I sat among the pews, passing the medieval vaults, the occasional monk or veiled pilgrim sodden with tears, and gazed up at this marvelous place. The smell of incense overwhelmed me. Frankincense, clove. Someone was chanting. The brass lanterns flickered their light. “You felt,” wrote Hemingway,
something that was like the feeling you expected to have and did not have when you made your first communion. It was a feeling of consecration to a duty toward all of the oppressed of the world which would be as difficult and embarrassing to speak about as religious experience and yet it was as authentic as the feeling you had when you heard Bach, or stood in Chartres Cathedral or the Cathedral at León and saw the light coming through the great windows; or when you saw Mantegna and Greco and Brueghel in the Prado.
I had visited this church several times, mostly at night like this, and though I didn’t believe in Christianity, or Judaism for that matter, much less anything else, I was starting to believe in churches and the elaborate power of Art: the way these walls had been constructed, with their fluorescent domes, and the way that milky orange light of Jerusalem filters through the leaded glass panes. Hemingway had seen it at Chartres, in the swirling clouds of El Greco, and possibly, once, in a war.
I had no idea what I was doing in Jerusalem, much less in reading this book, but I was captivated there and stayed up the rest of the night. And, of course, I kept picturing that flashlight, that blinding white glow from the gun.
Fifteen years later, I’ve written a novel about the Israeli army, in which I once, fleetingly, served. Like Robert Jordan in For Whom the Bell Tolls, I volunteered.
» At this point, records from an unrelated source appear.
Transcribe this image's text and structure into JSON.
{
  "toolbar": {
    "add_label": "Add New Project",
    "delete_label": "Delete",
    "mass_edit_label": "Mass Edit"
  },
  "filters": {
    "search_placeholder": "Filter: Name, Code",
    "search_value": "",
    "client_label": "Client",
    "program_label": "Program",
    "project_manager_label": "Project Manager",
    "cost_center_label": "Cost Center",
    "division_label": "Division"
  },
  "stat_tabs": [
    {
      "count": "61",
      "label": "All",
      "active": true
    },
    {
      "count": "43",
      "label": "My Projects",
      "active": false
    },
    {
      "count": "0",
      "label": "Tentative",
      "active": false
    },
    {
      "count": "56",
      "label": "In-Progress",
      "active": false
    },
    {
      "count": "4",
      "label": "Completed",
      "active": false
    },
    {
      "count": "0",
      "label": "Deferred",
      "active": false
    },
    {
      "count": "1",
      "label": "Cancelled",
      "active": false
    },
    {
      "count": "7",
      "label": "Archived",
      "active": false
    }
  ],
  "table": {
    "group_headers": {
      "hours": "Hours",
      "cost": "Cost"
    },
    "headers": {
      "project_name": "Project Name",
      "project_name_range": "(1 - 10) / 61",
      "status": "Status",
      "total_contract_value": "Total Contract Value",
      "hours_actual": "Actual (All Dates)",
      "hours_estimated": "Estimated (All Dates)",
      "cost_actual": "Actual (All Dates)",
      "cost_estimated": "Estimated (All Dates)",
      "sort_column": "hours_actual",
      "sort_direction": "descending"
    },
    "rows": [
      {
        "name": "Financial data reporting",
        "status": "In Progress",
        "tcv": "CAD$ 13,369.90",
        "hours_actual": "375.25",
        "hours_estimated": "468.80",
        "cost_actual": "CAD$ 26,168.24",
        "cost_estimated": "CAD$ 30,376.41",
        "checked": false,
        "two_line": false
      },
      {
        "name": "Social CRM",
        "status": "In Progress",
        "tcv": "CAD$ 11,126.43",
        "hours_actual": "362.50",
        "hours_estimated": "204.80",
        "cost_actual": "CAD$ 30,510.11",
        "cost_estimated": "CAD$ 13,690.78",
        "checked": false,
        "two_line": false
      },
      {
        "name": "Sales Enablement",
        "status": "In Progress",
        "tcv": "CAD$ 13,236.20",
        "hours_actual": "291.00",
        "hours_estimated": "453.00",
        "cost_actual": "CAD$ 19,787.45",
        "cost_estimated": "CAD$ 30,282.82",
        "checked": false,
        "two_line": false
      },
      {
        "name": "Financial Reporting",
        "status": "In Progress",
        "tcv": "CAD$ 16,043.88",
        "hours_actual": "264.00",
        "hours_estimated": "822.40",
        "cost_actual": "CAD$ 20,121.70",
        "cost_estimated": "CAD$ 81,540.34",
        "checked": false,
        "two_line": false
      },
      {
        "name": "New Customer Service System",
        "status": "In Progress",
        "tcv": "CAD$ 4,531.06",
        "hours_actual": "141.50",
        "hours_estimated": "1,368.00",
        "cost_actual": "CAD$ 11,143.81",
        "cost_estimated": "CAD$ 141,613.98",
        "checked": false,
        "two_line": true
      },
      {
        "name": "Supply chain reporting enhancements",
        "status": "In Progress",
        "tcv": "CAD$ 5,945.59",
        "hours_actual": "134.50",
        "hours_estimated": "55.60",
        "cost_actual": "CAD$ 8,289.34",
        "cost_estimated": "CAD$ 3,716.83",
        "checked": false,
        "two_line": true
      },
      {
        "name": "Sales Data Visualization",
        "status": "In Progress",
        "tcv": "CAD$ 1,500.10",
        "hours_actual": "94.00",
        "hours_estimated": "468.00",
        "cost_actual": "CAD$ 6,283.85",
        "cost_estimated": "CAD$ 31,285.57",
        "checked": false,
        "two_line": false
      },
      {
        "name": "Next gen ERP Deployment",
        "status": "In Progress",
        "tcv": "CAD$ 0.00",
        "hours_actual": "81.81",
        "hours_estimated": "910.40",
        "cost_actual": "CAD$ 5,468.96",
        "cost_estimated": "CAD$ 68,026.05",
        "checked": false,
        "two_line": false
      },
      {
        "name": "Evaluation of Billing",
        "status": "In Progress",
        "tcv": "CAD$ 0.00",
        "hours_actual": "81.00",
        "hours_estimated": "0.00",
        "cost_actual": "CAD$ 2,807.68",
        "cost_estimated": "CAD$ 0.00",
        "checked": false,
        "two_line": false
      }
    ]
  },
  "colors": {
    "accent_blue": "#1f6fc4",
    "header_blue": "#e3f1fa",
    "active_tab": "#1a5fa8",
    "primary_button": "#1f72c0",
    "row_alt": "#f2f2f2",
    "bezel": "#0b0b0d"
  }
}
Unlike Robert Jordan, I didn’t die, and if I had to ascribe a motivation to my effort, which I can’t, it wouldn’t be the service of a cause, antifascism or otherwise, but rather for the experience of art: to understand what it’s like to be in an army, and to try to set it down in a book.
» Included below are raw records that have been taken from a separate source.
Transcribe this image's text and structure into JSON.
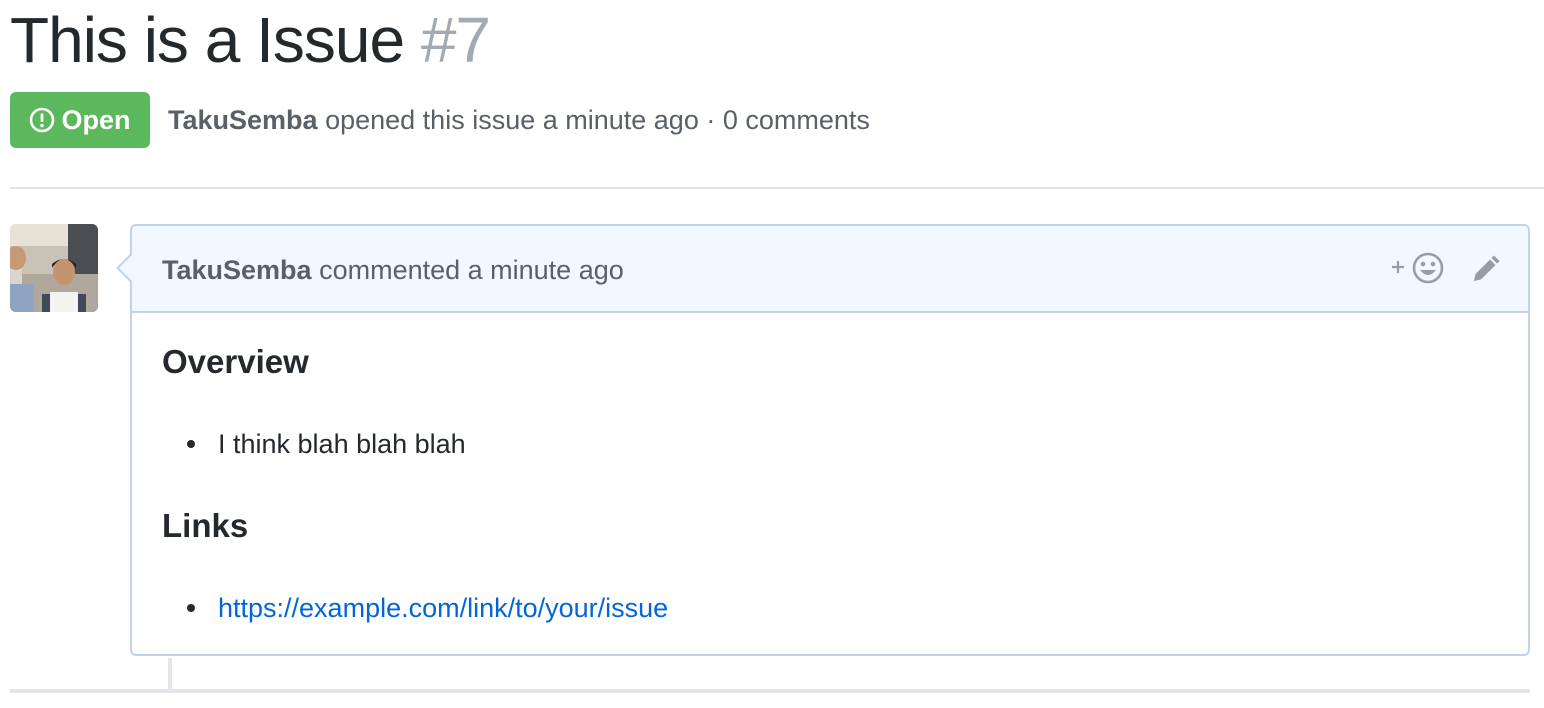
{
  "issue": {
    "title": "This is a Issue",
    "number": "#7",
    "state": "Open",
    "state_color": "#5cb85c",
    "state_icon": "issue-opened-icon",
    "author": "TakuSemba",
    "meta_text": "opened this issue a minute ago · 0 comments"
  },
  "comment": {
    "author": "TakuSemba",
    "action_text": "commented a minute ago",
    "header_icons": [
      "add-reaction-icon",
      "pencil-icon"
    ],
    "sections": [
      {
        "heading": "Overview",
        "items": [
          "I think blah blah blah"
        ]
      },
      {
        "heading": "Links",
        "items": [
          "https://example.com/link/to/your/issue"
        ]
      }
    ]
  },
  "colors": {
    "link": "#0366d6",
    "header_bg": "#f1f8ff",
    "border": "#c0d3eb",
    "muted": "#586069"
  }
}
I don’t know if I succeeded in that effort—the book still hasn’t come out—but, like Robert Jordan, for the past fifteen years, I’ve been singularly committed to its cause. And what I fear is what I fear Robert Jordan might have feared: that someone might stop to examine the futility of this, or wonder why I’ve done what I’ve done.
The answer, I think, is in the art, in the gleaming, final product, the way the light filters in through the panes, and you know, in spite of yourself, and in spite of others’ thoughts, that the beauty itself is complete.
Certainly, if you stop to inspect it, a book is just sentences, lines. Tiny globules of ink, even. I can’t say it portends any truth.
“Painting is a duality and abstract painting is an entirely aesthetic thing,” Bacon once wrote. “It always remains on one level. It is only really interesting in the beauty of its patterns or its shapes.”
To that, Robert Jordan might add:
It was something that you had never known before but that you had experienced now and you gave such importance to it and the reasons for it that your own death seemed of complete unimportance.
I can’t in retrospect say what my novel might mean, or how anyone else could interpret it, or why I even wrote the damn book, much less devoted fifteen years of my life, or even, by some accounts, ventured to risk my life. But the answer, I think, lies in Head VI, in that nude-model portrait, in the “beauty” of “patterns” and “shapes.”
That alone, I’d guess, is good reason, and reason enough never to read it again.